"Would the manager take the chance, even if he didn't train all week, to play him on Saturday? That's an option, yeah. It's not ideal but once Jon is on that plane I'd be pretty confident that he'll be available for selection."
A lesser player may have shirked international duty this week: Walters is still settling in at a club who paid a lot of money to sign him in the summer, he suffered a genuine injury while playing for his club last week.
Certain Ireland players - some of them are in this squad by the way - decide how injured they are are and don't show up in Dublin if carrying a knock.
Walters? He's made from different stuff.
"That would never have crossed our minds with Jon," Keane said when asked if Walters might have sat out this Ireland trip to get himself fully fit - a reasonable position to take in an age where someone like Scott Hogan needs to take two years to decide if he's fully recovered from an injury before he deigns to declare himself for Ireland.
"Jon's had a good move, he's had a pretty decent career, he's been a big player for us, a big character for Ireland, certainly over the last two or three years, whether it be in the dressing room, set-pieces, on the pitch."
It's amazing to think that a player, who a decade ago was playing in England's lowest division and who only made his international debut at the age of 27, is on the verge of winning his 50th cap.
That used to be a big deal as 50 caps was enough, in the past, to earn you a testimonial.
Walters won't get a testimonial. No one will, those days thankfully in the past.
But the veteran deserves every chance to make himself ready for Ireland, for Martin O'Neill and Roy Keane, for Saturday's game.
O'Neill could of course take the cautious route, not take a chance on Walters on Saturday to keep him fit for Tuesday's tussle with Serbia in Dublin. But that's a horse of a different shade.

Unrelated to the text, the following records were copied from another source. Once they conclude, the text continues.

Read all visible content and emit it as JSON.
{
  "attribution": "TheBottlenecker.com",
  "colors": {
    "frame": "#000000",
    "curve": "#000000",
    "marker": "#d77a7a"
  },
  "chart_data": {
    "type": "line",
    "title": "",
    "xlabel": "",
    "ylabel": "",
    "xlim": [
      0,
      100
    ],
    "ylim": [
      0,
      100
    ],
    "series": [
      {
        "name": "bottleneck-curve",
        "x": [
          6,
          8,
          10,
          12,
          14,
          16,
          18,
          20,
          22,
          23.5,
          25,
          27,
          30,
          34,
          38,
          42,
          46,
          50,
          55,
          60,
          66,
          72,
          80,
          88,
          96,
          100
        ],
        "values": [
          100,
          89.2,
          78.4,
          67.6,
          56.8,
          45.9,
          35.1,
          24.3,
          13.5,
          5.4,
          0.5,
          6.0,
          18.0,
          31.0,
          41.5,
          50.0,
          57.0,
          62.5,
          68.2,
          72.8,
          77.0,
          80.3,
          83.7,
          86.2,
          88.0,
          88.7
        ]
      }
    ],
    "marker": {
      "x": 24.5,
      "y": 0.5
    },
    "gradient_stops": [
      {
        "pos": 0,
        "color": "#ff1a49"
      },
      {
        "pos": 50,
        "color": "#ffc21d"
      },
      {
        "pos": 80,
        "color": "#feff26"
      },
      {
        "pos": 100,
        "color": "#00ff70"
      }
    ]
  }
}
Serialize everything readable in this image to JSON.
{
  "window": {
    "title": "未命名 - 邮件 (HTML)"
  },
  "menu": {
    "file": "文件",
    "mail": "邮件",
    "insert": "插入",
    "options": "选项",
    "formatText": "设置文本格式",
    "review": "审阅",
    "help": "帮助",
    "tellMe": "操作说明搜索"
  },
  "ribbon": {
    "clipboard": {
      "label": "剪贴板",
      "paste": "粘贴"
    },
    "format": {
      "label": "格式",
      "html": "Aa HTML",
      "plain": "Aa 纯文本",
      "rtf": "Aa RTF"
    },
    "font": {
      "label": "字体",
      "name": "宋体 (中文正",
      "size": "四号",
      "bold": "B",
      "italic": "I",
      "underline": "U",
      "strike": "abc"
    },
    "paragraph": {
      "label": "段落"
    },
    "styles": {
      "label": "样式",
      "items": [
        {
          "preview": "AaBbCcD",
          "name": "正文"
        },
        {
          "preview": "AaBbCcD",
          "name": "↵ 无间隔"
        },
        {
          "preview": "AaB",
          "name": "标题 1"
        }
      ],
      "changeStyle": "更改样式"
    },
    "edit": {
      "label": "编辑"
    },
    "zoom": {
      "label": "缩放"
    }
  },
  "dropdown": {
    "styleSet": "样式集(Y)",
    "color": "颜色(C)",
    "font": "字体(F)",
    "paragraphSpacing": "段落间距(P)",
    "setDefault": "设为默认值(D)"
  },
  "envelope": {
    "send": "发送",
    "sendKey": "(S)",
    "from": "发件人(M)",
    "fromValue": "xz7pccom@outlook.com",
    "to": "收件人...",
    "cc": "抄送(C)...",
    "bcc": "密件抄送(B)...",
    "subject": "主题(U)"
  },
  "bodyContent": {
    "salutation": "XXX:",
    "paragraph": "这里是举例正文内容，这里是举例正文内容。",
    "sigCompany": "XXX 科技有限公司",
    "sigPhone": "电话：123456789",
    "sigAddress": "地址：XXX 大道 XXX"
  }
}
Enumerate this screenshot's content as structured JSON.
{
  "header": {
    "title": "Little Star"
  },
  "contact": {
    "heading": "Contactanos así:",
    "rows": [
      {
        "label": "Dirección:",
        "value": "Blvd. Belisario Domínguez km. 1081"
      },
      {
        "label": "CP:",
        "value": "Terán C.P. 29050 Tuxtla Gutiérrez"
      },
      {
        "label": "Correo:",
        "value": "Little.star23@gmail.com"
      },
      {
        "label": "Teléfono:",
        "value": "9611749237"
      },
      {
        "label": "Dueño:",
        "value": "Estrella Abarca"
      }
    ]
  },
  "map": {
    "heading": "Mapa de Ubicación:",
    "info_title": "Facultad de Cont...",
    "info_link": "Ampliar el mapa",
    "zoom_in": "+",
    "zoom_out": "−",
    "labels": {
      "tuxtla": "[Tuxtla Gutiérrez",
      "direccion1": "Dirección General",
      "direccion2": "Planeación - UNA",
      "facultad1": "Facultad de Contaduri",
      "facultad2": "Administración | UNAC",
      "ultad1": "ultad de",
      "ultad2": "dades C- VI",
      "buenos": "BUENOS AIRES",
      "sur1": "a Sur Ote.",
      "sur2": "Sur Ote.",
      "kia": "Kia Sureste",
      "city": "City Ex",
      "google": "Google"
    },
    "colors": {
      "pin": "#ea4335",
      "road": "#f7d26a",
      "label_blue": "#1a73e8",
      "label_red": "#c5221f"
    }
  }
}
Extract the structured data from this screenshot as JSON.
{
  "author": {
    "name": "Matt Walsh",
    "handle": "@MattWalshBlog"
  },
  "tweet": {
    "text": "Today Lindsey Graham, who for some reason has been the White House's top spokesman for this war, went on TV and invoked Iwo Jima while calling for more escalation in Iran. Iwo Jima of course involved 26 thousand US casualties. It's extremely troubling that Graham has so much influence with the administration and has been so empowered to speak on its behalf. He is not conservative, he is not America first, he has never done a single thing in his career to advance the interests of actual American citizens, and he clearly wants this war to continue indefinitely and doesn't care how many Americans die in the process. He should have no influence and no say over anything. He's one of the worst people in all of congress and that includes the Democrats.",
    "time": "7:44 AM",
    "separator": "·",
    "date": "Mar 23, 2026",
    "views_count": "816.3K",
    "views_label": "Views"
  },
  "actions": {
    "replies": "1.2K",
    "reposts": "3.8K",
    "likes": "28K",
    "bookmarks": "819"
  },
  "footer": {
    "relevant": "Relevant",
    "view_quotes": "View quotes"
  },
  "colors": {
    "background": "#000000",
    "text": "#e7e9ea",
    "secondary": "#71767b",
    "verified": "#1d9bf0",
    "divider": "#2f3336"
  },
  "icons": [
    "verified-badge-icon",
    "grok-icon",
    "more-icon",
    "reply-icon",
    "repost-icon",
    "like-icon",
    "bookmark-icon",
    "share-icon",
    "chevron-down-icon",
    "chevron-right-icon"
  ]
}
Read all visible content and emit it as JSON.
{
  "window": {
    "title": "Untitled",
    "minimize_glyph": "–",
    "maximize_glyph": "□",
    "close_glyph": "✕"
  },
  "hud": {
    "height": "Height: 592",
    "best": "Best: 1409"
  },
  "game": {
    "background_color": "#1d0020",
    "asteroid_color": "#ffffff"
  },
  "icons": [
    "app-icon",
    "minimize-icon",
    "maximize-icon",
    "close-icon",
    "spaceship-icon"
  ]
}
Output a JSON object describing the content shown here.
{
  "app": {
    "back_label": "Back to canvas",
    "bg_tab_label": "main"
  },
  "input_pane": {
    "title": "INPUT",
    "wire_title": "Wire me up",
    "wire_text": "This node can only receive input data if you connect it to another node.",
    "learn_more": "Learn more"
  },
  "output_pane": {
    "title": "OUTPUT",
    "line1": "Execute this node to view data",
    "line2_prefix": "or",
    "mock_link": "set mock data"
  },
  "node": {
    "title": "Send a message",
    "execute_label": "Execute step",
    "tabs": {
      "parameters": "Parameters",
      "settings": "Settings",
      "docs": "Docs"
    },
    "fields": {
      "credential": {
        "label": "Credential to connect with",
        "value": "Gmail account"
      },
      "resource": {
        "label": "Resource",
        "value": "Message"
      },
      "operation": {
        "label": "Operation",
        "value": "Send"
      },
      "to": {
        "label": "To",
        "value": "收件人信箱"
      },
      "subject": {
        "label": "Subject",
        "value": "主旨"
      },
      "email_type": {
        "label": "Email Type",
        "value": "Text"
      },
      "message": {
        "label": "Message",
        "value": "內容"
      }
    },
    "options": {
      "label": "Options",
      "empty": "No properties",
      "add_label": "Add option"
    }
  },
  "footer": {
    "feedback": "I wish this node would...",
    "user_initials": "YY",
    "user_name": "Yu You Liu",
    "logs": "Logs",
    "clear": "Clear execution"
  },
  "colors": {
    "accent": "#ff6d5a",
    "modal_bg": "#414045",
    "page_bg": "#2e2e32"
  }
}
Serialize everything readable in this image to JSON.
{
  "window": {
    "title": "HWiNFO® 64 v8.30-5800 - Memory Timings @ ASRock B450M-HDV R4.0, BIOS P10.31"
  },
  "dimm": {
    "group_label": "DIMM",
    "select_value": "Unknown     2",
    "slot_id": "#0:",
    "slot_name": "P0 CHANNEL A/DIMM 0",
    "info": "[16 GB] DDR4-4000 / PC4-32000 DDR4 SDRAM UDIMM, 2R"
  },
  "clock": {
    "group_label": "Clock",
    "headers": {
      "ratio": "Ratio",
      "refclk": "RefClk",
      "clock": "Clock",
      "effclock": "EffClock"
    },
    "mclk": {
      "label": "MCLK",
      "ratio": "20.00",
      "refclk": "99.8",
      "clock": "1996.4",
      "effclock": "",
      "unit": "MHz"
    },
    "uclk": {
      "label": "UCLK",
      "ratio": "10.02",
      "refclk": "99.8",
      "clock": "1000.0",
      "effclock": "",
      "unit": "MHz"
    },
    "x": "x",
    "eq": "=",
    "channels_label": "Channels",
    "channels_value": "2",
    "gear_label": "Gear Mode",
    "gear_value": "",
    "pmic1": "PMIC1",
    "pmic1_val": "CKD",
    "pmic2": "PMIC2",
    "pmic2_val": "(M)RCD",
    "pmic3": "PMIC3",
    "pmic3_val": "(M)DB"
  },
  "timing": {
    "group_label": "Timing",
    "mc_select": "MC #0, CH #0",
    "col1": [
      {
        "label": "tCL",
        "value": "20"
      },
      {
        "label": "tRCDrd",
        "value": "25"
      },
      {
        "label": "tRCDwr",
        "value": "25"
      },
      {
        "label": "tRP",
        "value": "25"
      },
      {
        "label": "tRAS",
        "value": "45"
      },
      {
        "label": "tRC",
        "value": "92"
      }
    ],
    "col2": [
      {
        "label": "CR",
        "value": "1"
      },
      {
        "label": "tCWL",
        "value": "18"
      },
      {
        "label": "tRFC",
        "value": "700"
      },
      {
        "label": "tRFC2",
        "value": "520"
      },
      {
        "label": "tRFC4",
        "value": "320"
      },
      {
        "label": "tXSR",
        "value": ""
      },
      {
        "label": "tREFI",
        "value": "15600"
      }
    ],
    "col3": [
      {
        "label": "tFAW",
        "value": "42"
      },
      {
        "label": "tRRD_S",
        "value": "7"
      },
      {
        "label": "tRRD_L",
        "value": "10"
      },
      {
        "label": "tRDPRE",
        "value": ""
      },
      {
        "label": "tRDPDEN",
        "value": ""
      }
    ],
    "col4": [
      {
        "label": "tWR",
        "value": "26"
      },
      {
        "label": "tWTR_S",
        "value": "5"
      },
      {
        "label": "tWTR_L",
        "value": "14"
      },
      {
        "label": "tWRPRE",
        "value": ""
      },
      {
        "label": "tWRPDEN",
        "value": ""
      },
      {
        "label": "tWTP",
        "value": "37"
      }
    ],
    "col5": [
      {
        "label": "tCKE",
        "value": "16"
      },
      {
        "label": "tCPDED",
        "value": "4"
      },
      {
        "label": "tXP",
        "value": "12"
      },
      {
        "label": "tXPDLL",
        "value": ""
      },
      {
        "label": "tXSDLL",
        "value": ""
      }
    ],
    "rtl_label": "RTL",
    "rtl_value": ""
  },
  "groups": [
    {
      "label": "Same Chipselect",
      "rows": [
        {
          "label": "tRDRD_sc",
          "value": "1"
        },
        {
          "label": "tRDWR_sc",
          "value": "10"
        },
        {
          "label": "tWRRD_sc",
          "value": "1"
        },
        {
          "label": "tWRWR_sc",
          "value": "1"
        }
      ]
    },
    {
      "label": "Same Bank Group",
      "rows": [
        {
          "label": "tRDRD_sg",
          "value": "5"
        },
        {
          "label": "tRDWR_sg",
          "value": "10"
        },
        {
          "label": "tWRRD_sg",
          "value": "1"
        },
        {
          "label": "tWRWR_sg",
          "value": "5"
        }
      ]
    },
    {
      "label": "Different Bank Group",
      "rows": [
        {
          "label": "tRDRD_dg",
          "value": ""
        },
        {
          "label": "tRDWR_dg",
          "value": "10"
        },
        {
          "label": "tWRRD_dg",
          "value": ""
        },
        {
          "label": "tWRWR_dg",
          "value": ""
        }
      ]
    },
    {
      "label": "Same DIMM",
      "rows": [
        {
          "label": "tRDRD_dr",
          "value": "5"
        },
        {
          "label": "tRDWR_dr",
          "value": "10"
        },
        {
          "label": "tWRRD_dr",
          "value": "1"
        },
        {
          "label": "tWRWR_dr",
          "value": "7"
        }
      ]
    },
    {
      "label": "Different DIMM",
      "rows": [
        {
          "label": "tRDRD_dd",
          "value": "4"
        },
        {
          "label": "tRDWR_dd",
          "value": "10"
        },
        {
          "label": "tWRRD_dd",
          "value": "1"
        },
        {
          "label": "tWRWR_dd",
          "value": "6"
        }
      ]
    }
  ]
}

Serbia at home will be a test of skill and talent, Ireland trying to find a way past the pass-masters in the Serbian side which, as of now, tops the Group D table.
But Georgia away is a battle. Always has been, back to the Brian Kerr era when the side had to really graft and, in a very hostile atmosphere, grind out a hard-fought 2-1 win.
The 2-1 win in Tbilisi in 2014, when the tie was won by a moment of magic from Aiden McGeady, was overall a victory built on a foundation of sweat and tears.
O'Neill risked Walters in Paris last year and it backfired, on both parties, as the player was unable to contribute fully on the day, or in the rest of the campaign.
Starting Walters on Saturday is also a risk but this veteran, the only outfield player to have played in every minute of every game in the campaign, deserves the chance.